Related URLs:

Abstract

Upon host infection, the human pathogenic microbe Staphylococcus aureus (S. aureus) immediately faces innate immune reactions such as the activated complement system. Here, a novel innate immune evasion strategy of S. aureus is described. The staphylococcal proteins surface immunoglobulin-binding protein (Sbi) and extracellular fibrinogen-binding protein (Efb) bind C3/C3b simultaneously with plasminogen. Bound plasminogen is converted by bacterial activator staphylokinase or by host-specific urokinase-type plasminogen activator to plasmin, which in turn leads to degradation of complement C3 and C3b. Efb and to a lesser extend Sbi enhance plasmin cleavage of C3/C3b, an effect which is explained by a conformational change in C3/C3b induced by Sbi and Efb. Furthermore, bound plasmin also degrades C3a, which exerts anaphylatoxic and antimicrobial activities.
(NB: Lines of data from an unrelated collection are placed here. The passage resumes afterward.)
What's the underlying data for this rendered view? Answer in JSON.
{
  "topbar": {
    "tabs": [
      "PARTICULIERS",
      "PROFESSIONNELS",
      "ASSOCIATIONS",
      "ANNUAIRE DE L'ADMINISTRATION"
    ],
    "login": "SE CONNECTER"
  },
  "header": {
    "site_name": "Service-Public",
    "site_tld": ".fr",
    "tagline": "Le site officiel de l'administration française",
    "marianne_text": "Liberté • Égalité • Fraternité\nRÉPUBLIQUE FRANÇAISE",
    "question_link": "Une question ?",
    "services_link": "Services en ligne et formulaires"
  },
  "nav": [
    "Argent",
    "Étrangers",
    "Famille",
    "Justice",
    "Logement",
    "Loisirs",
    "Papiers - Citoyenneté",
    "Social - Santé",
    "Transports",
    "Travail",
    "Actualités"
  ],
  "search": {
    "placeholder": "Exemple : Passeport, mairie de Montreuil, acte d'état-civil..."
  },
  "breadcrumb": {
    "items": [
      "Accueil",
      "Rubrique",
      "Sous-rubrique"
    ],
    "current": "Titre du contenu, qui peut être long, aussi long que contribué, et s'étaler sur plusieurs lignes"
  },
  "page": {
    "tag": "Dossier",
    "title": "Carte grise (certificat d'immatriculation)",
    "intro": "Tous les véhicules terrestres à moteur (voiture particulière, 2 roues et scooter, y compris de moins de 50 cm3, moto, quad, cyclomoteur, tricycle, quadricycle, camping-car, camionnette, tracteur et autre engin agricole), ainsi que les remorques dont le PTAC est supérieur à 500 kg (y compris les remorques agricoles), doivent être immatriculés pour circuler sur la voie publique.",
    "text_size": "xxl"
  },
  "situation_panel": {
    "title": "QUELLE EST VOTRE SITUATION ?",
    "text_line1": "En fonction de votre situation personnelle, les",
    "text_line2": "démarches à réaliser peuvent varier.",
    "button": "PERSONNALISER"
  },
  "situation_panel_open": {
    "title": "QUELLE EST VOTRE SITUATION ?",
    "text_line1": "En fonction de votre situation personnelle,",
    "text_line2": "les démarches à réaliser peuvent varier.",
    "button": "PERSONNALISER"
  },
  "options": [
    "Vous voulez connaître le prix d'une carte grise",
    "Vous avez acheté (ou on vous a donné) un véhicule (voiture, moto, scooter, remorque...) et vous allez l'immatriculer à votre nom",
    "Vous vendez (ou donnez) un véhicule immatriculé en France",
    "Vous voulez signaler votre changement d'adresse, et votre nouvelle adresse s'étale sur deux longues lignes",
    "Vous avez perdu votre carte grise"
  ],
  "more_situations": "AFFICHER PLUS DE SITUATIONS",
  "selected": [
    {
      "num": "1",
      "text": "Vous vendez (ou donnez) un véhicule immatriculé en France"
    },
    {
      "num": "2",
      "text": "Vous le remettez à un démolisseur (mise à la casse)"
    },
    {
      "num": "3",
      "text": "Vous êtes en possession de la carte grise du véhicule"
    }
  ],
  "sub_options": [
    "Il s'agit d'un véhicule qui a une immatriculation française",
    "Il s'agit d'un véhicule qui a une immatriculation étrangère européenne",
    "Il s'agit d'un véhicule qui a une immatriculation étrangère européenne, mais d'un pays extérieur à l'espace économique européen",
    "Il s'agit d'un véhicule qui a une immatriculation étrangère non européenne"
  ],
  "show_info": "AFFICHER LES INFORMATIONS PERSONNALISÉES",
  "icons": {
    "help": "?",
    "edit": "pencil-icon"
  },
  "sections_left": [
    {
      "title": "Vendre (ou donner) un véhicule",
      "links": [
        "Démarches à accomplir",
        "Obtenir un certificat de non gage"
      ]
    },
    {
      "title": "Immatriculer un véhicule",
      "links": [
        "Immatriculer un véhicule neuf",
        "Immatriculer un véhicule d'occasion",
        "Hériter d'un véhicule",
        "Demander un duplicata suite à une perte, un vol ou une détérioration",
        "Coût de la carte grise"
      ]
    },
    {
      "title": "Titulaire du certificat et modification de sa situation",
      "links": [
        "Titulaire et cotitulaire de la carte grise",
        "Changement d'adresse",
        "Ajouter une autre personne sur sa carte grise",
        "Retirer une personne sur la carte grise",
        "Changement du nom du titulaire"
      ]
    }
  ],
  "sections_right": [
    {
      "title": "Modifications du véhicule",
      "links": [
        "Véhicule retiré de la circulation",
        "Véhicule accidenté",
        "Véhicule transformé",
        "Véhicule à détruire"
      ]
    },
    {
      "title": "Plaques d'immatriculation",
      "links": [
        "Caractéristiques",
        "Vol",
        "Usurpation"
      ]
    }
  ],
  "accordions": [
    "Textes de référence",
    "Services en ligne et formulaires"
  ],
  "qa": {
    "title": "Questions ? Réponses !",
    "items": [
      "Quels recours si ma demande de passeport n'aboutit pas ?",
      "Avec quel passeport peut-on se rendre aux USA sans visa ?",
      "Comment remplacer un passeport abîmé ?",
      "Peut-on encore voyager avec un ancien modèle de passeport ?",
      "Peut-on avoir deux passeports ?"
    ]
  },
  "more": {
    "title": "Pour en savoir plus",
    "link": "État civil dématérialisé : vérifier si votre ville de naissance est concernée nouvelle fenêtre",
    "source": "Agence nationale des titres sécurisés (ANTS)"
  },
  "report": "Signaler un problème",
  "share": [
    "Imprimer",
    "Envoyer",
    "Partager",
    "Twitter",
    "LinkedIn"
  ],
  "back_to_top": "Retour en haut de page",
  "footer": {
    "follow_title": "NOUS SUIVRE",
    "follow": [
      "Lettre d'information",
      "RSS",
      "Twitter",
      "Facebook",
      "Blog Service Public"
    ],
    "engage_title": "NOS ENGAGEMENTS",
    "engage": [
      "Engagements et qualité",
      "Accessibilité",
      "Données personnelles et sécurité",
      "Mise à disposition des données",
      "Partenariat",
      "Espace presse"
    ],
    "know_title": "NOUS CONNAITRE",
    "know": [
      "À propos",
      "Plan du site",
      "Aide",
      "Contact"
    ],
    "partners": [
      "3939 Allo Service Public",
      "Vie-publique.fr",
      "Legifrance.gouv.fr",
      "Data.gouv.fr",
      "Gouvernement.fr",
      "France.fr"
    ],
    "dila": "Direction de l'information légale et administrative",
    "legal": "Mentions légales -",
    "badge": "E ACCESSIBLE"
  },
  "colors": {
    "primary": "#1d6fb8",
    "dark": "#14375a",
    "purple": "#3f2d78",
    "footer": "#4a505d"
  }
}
Thus, S. aureus Sbi and Efb comprise platforms to recruit plasmin(ogen) together with C3 and its activation product C3b for efficient degradation of these complement components in the local microbial environment and to protect S. aureus from host innate immune reactions.

Details

Item Type Articles
CreatorsKoch, T. K., Reuter, M., Barthel, D., Böhm, S., Van Den Elsen, J., Kraiczy, P., Zipfel, P. F. and Skerka, C.
DOI10.1371/journal.pone.0047638
Related URLs
URLURL Type
http://www.scopus.com/inward/record.url?scp=84867415024&partnerID=8YFLogxKUNSPECIFIED
DepartmentsFaculty of Science > Biology & Biochemistry
RefereedYes
StatusPublished
ID Code32768

Export

Actions (login required)

View Item